We are not in the deep south of America but I am finding that this southern area the US has a culture that is very different to ours at home.
We are in the region of the Appalachian Mountains. While endowed with abundant natural resources, this region of the USA has long struggled with poverty. In the early 20th century, large-scale logging and coal mining firms brought wage-paying jobs and modern amenities to Appalachia, but by the 1960s the region had failed to capitalise on any long-term benefits from these two industries. Beginning in the 1930s, the federal government sought to alleviate poverty here with a series of New Deal initiatives. In 1965 various other government initiatives tried to also alleviate poverty. Now, Appalachia has largely joined the economic mainstream, but still lags behind the rest of the USA in most economic indicators. The Median household income of a Sylva resident is $36,667 a year while the US average is $53,482 a year. Many people live at, or near, the poverty line.

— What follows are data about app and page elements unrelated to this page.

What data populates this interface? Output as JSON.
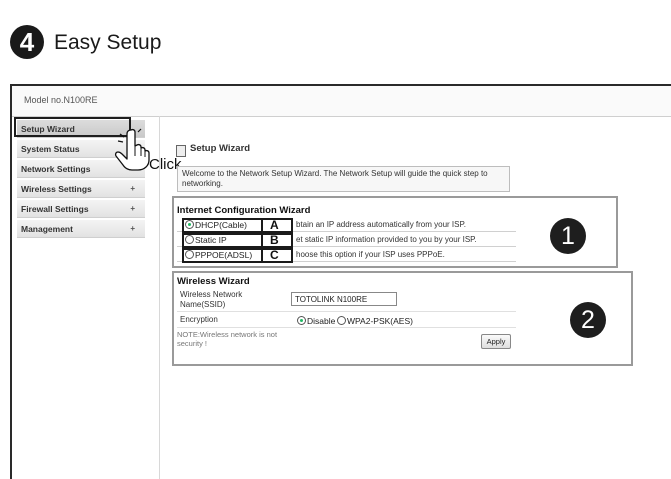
{
  "step": {
    "number": "4",
    "title": "Easy Setup"
  },
  "router": {
    "model_label": "Model no.N100RE"
  },
  "sidebar": {
    "items": [
      {
        "label": "Setup Wizard",
        "expander": ""
      },
      {
        "label": "System Status",
        "expander": ""
      },
      {
        "label": "Network Settings",
        "expander": "+"
      },
      {
        "label": "Wireless Settings",
        "expander": "+"
      },
      {
        "label": "Firewall Settings",
        "expander": "+"
      },
      {
        "label": "Management",
        "expander": "+"
      }
    ]
  },
  "annotation": {
    "click_label": "Click",
    "hand_icon": "hand-pointer-icon"
  },
  "content": {
    "title": "Setup Wizard",
    "welcome_text": "Welcome to the Network Setup Wizard. The Network Setup will guide the quick step to networking."
  },
  "internet_wizard": {
    "title": "Internet Configuration Wizard",
    "callout_number": "1",
    "options": [
      {
        "label": "DHCP(Cable)",
        "letter": "A",
        "description": "btain an IP address automatically from your ISP.",
        "selected": true
      },
      {
        "label": "Static IP",
        "letter": "B",
        "description": "et static IP information provided to you by your ISP.",
        "selected": false
      },
      {
        "label": "PPPOE(ADSL)",
        "letter": "C",
        "description": "hoose this option if your ISP uses PPPoE.",
        "selected": false
      }
    ]
  },
  "wireless_wizard": {
    "title": "Wireless Wizard",
    "callout_number": "2",
    "ssid_label": "Wireless Network Name(SSID)",
    "ssid_value": "TOTOLINK N100RE",
    "encryption_label": "Encryption",
    "encryption_options": [
      {
        "label": "Disable",
        "selected": true
      },
      {
        "label": "WPA2-PSK(AES)",
        "selected": false
      }
    ],
    "note": "NOTE:Wireless network is not security !",
    "apply_label": "Apply"
  },
  "colors": {
    "callout": "#1e1e1e",
    "highlight_border": "#9a9a9a",
    "active_border": "#1e1e1e"
  }
}
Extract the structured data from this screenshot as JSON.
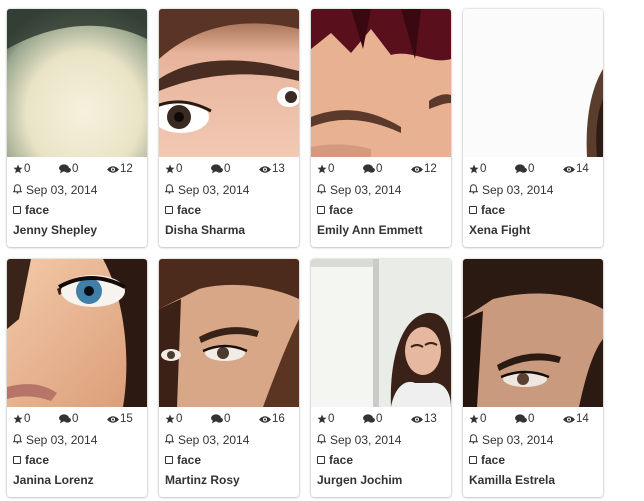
{
  "colors": {
    "text": "#333333",
    "card_bg": "#ffffff"
  },
  "cards": [
    {
      "name": "Jenny Shepley",
      "date": "Sep 03, 2014",
      "tag": "face",
      "stars": "0",
      "comments": "0",
      "views": "12",
      "photo": "face-photo"
    },
    {
      "name": "Disha Sharma",
      "date": "Sep 03, 2014",
      "tag": "face",
      "stars": "0",
      "comments": "0",
      "views": "13",
      "photo": "eye-closeup-photo"
    },
    {
      "name": "Emily Ann Emmett",
      "date": "Sep 03, 2014",
      "tag": "face",
      "stars": "0",
      "comments": "0",
      "views": "12",
      "photo": "eyebrow-closeup-photo"
    },
    {
      "name": "Xena Fight",
      "date": "Sep 03, 2014",
      "tag": "face",
      "stars": "0",
      "comments": "0",
      "views": "14",
      "photo": "face-photo"
    },
    {
      "name": "Janina Lorenz",
      "date": "Sep 03, 2014",
      "tag": "face",
      "stars": "0",
      "comments": "0",
      "views": "15",
      "photo": "blue-eye-closeup-photo"
    },
    {
      "name": "Martinz Rosy",
      "date": "Sep 03, 2014",
      "tag": "face",
      "stars": "0",
      "comments": "0",
      "views": "16",
      "photo": "face-portrait-photo"
    },
    {
      "name": "Jurgen Jochim",
      "date": "Sep 03, 2014",
      "tag": "face",
      "stars": "0",
      "comments": "0",
      "views": "13",
      "photo": "portrait-by-window-photo"
    },
    {
      "name": "Kamilla Estrela",
      "date": "Sep 03, 2014",
      "tag": "face",
      "stars": "0",
      "comments": "0",
      "views": "14",
      "photo": "face-portrait-photo"
    }
  ]
}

As I said in an earlier post, the emergency doctor described the people here as rednecks, but really nice people. They are very conservative people and some still celebrate the role of the Confederates in American History. The sculpture outside the city library commemorates the brave deeds of confederate heroes and it is not uncommon to see large pick-up vehicles with the confederate signs on the bumper bar.

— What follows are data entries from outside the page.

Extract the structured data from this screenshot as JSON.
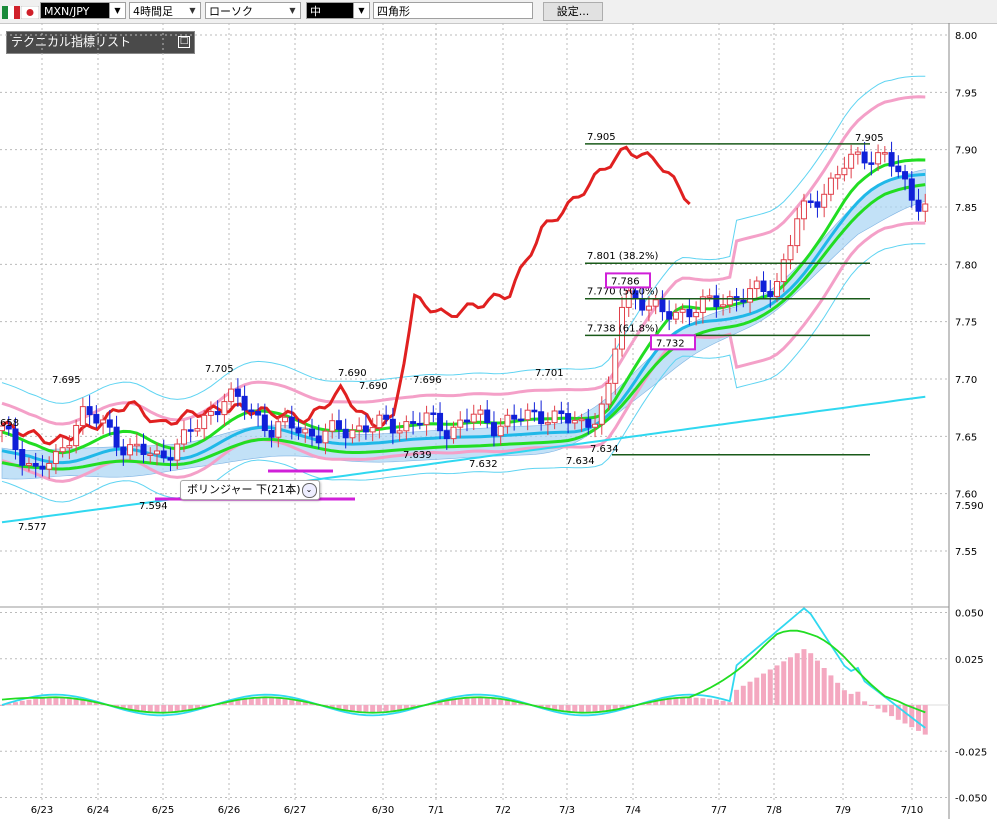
{
  "toolbar": {
    "symbol": "MXN/JPY",
    "timeframe": "4時間足",
    "chart_style": "ローソク",
    "line_width": "中",
    "drawing_tool": "四角形",
    "settings_label": "設定..."
  },
  "indicator_panel": {
    "title": "テクニカル指標リスト",
    "minimize": "□"
  },
  "tooltip": {
    "text": "ボリンジャー 下(21本)",
    "expand": "⌄"
  },
  "colors": {
    "bull_candle": "#e0404a",
    "bear_candle": "#1020d8",
    "bollinger": "#f4a0c8",
    "bollinger_mid": "#22dd22",
    "ichimoku_cloud": "#a8d4f4",
    "macd": "#30d8f0",
    "signal": "#22dd22",
    "histogram": "#f4a8c0",
    "fib": "#1a5a1a",
    "line_red": "#e02020"
  },
  "chart_data": [
    {
      "type": "candlestick",
      "title": "",
      "ylim": [
        7.55,
        8.0
      ],
      "y_ticks": [
        "8.00",
        "7.95",
        "7.90",
        "7.85",
        "7.80",
        "7.75",
        "7.70",
        "7.65",
        "7.60",
        "7.590",
        "7.55"
      ],
      "x_ticks": [
        "6/23",
        "6/24",
        "6/25",
        "6/26",
        "6/27",
        "6/30",
        "7/1",
        "7/2",
        "7/3",
        "7/4",
        "7/7",
        "7/8",
        "7/9",
        "7/10"
      ],
      "price_labels": [
        "7.695",
        "7.577",
        "7.594",
        "7.705",
        "7.690",
        "7.690",
        "7.639",
        "7.696",
        "7.632",
        "7.701",
        "7.634",
        "7.634",
        "7.905",
        "658"
      ],
      "fibonacci": [
        {
          "label": "7.905",
          "value": 7.905
        },
        {
          "label": "7.801 (38.2%)",
          "value": 7.801
        },
        {
          "label": "7.770 (50.0%)",
          "value": 7.77
        },
        {
          "label": "7.738 (61.8%)",
          "value": 7.738
        },
        {
          "label": "",
          "value": 7.634
        }
      ],
      "boxed_labels": [
        "7.786",
        "7.732"
      ]
    },
    {
      "type": "line",
      "title": "",
      "ylim": [
        -0.05,
        0.05
      ],
      "y_ticks": [
        "0.050",
        "0.025",
        "-0.025",
        "-0.050"
      ]
    }
  ]
}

People here are very polite. I need to learn to call more people ‘Sir’ or Ma’am’. Out of respect, older people are addressed much more formally than at home. Jill is often addressed as ‘Miss Jill’ and apart from being called ‘Sir’ by everyone, I have also been addressed as ‘Mr Bruce’. Doctors are called by their title and surname, whilst at home we would just call them by their first name. However, I have received permission from Jill’s surgeon to call her Stephanie and her physician allows us to call her Doctor Kate. Heaven forbid that I should call her Katie.
Religion plays a big part in people’s lives here. Many people are God-Fearing folk. I was talking to a tall man named John in the hotel dining room the other morning about the reasons why I was in Sylva. When I told him about Jill, he immediately stood me up, put his hand on my shoulder and loudly prayed for me in the middle of the dining room while I was holding my cornflakes.
I think that I mentioned that my minister at home had written to the Pastor of the First Baptist Church here. I have never been so warmly welcomed anywhere as at this church. I attended their service today to celebrate All Saints Day and felt as if I already knew half the congregation. Five of their church members came to the hospital this afternoon to visit Jill.
The Anglican church lost all of its tax benefits after the War of Independence in 1776 and was abolished. Out of that arose the Episcopalian Church but the strongest churches in this area are the Baptists and the Methodists. I am extremely grateful for the folk of the First Baptist Church here, especially during the first few dark days when I was very anxious about Jill.
One pastor here explained to me that he is having the same issues as other churches around the world in holding the liberals and the conservative elements together. He says that the real problem is with the fundamentalist churches because they use their religion to influence power. There are many of them – mostly Pentecostal churches where someone has enough following from friends and relatives to form a small independent church. They use abortion and the importance of saving Jerusalem as key issues to impact American government policy.
People here are very kind. I was in a restaurant the other night and was asked, by a family who had finished their meal and were packing to to leave – “Why on earth are you in Sylva”. I explained about Jill and after they had left, the waitress came up to me and told me that my bill had already been taken care of. Tonight, when I went back to ’Speedys Pizza’ for dinner, the young woman at the door immediately asked how my wife was doing.
Patriotism is another thing here. I have been wearing my Vietnam unit cap on my head as I walk around. (After all, when you have no hair on your head, sun protection is important). I am frequently thanked for my service. This is a big deal here. On one occasion, I told the man who thanked me that I was actually an imposter because I was in the Australian Army. He said that didn’t matter – I was still a patriot as I had fought for freedom. I don’t really know why police, nurses, schoolteachers, firemen and anyone else are not also patriots but if you are returned serviceman here you are held in high esteem
Drivers here are very courteous, although I have found that right across America. They stick to the speed limit (within a little flexibility) stop at the stop signs and give way to pedestrians. I made my first driving mistake today where I went to turn left out of the supermarket and back onto the main road. There were two cars waiting to turn, so I sidled up to the left of one of them to exit as well. I immediately realised that I was in the entry lane and should have been behind the car to my right. The driver was extremely courteous and did what the drivers have done when I have confused them – just sat there and waited unto until I had moved on before doing anything themselves.
I see that people very rarely drink alcohol at lunch and often not at dinner. Sweet cold tea seems to be the drink of choice and they drink it by the pint!
Like other parts of America, the side dish of a salad is eaten before the main meal (the entree) rather than with it. The main meal is not brought out from the kitchen until the salad is finished.
I have no intention of suggesting that these differences are right to wrong – just a different view on things than we have at home.